* Problem statement: Examine each line in the records below for the word "jenom". Report how many lines contain it, and nothing else.

Information supplied START

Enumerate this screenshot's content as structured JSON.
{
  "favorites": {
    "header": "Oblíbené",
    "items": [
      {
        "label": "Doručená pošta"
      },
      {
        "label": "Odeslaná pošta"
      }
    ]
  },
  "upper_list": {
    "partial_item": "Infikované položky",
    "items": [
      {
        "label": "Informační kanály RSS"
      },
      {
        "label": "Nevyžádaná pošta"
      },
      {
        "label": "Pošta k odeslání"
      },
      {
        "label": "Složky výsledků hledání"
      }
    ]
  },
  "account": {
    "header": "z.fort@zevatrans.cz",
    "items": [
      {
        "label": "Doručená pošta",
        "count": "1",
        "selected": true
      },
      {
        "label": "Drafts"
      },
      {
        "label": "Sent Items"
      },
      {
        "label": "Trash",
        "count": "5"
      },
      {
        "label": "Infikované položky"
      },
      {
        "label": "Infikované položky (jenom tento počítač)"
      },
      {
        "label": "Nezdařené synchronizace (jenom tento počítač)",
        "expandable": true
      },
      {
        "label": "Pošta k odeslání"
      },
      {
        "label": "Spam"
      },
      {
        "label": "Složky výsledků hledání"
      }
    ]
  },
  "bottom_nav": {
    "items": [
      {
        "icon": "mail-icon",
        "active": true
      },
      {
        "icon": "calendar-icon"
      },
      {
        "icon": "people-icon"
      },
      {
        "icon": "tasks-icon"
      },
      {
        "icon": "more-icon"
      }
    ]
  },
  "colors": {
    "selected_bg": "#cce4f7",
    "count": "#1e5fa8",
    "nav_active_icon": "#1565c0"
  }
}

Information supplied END

* Solution: 2